**Data supplied:**
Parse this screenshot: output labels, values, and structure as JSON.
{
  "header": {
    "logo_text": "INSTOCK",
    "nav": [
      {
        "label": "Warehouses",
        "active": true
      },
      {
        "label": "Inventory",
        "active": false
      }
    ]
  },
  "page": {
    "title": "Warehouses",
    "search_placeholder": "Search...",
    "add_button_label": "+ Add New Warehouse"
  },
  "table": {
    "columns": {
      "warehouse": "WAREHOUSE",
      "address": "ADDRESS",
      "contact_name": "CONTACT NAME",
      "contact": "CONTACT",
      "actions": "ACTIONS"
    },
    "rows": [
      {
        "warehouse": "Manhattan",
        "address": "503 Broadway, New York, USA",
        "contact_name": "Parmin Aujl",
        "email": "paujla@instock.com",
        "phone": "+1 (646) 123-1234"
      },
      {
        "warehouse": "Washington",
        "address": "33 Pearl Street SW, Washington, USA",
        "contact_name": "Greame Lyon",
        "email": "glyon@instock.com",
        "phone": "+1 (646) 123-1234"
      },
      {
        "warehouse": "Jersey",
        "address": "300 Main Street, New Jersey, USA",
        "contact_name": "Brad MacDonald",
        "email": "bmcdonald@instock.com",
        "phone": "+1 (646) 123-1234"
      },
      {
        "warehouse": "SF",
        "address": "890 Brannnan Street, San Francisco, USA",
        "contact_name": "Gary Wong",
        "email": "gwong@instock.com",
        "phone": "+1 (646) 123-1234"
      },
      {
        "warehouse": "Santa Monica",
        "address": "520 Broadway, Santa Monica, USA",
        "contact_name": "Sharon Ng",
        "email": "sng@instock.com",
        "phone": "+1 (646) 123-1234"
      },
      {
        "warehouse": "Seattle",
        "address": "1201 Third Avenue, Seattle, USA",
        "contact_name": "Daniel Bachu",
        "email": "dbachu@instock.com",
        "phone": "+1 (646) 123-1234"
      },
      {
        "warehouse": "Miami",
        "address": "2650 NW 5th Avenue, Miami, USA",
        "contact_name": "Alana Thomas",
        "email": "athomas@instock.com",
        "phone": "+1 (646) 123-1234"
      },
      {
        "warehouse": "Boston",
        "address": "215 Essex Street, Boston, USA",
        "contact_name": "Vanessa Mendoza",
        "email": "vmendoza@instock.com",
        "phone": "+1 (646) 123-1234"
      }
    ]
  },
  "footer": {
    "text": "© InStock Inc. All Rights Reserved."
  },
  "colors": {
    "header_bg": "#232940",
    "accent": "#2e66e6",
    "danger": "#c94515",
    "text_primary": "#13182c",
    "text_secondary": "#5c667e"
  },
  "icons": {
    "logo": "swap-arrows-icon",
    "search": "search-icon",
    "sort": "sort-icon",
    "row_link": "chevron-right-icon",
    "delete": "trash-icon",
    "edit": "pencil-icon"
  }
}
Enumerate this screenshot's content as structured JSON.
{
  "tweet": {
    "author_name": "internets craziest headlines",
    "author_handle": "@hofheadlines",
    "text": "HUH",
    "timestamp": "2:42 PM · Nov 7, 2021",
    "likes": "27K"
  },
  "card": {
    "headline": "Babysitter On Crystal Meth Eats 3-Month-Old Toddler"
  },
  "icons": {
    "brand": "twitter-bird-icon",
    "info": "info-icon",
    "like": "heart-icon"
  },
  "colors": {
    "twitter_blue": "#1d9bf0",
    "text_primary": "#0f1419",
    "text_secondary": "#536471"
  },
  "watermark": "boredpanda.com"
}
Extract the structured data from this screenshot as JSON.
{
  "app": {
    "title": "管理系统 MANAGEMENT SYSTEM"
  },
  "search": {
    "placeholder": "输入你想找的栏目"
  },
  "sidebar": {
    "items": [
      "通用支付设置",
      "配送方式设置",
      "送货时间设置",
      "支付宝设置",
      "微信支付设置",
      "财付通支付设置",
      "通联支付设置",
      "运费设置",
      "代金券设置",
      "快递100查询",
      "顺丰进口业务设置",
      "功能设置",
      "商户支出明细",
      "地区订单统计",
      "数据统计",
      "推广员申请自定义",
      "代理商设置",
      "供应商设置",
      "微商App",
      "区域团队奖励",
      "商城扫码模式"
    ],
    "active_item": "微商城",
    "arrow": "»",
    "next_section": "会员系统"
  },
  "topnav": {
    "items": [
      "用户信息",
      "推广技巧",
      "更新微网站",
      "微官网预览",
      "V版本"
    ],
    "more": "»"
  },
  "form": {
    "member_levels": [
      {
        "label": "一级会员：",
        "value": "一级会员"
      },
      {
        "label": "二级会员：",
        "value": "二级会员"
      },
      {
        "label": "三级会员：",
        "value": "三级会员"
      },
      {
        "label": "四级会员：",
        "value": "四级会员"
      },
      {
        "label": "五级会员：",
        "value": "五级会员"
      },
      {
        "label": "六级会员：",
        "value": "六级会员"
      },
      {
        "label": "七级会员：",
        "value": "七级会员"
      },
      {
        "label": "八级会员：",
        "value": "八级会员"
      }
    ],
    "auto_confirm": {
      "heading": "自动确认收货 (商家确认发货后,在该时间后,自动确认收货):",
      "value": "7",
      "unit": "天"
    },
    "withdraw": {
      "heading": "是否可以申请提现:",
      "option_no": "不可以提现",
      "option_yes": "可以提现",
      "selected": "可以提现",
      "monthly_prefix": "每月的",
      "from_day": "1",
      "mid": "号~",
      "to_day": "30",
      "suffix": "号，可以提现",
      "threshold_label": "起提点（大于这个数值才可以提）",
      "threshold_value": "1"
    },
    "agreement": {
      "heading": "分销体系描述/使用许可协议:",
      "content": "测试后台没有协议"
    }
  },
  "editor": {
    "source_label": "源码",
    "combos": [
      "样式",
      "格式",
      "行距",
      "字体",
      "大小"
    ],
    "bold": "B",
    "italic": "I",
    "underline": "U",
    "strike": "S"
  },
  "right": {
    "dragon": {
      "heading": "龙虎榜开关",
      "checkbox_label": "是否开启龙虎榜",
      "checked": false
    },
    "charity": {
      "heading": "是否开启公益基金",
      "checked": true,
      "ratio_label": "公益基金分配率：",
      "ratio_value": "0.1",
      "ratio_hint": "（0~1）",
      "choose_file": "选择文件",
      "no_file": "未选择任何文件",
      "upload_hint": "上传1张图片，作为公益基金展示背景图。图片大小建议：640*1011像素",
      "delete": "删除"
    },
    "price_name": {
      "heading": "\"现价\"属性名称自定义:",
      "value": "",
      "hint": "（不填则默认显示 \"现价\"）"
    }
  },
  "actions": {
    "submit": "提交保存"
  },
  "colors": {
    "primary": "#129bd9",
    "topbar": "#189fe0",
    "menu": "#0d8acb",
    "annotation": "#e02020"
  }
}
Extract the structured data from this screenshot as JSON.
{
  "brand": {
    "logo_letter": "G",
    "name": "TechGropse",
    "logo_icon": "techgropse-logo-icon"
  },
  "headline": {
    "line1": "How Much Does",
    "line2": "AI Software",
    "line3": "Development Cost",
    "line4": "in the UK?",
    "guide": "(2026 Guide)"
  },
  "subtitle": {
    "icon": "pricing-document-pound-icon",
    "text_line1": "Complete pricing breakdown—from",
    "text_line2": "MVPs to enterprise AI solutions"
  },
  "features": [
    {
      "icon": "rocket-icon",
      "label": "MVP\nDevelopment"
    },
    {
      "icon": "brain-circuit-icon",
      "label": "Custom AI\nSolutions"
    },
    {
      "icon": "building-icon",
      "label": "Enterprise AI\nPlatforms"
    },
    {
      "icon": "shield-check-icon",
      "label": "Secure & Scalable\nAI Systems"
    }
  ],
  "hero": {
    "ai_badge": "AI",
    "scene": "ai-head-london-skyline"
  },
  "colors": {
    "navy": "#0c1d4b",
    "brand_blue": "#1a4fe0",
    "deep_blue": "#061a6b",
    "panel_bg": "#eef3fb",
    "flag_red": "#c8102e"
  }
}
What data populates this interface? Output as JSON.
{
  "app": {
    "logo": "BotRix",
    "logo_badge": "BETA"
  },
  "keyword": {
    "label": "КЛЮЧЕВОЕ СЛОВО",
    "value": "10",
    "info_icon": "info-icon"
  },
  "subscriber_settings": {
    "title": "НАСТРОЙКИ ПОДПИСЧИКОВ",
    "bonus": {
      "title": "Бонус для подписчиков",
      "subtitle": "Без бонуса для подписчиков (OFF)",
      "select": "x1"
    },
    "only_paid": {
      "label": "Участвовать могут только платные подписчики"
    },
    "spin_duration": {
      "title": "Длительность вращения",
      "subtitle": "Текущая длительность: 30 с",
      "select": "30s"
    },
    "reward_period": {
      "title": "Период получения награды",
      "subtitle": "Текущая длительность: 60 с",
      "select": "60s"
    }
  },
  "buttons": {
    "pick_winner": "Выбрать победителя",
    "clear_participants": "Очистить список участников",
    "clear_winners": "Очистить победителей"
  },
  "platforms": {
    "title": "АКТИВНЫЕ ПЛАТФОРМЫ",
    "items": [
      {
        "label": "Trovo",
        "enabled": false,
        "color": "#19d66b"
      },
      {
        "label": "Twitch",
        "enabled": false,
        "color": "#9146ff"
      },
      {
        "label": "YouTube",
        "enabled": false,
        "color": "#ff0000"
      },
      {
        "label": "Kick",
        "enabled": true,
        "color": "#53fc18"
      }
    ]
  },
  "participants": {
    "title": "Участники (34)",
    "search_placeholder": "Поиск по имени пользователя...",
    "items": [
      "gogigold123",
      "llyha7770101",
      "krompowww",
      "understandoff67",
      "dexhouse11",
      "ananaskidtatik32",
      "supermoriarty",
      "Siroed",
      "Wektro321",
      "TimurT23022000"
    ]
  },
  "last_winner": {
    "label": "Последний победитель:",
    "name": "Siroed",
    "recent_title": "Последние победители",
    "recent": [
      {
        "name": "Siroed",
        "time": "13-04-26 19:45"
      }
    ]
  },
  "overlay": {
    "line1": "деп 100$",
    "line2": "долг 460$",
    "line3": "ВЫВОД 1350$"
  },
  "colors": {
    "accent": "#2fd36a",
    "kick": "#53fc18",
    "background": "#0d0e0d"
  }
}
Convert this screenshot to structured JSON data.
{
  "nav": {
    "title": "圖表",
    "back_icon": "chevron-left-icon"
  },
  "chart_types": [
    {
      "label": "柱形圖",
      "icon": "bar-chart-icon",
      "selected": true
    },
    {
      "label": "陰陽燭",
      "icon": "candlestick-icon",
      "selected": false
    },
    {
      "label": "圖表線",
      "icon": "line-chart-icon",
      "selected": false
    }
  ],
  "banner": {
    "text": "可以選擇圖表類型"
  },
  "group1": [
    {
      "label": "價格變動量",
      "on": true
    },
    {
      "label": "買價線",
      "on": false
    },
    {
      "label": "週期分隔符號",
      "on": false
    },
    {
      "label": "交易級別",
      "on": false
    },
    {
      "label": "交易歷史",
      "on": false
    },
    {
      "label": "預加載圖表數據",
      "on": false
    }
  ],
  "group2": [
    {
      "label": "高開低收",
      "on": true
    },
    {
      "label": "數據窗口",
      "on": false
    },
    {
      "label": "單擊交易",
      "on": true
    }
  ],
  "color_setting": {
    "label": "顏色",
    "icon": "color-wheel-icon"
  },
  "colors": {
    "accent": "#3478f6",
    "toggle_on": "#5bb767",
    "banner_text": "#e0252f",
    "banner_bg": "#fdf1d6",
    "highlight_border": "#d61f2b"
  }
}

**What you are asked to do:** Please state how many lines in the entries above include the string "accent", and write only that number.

**Reply:** 3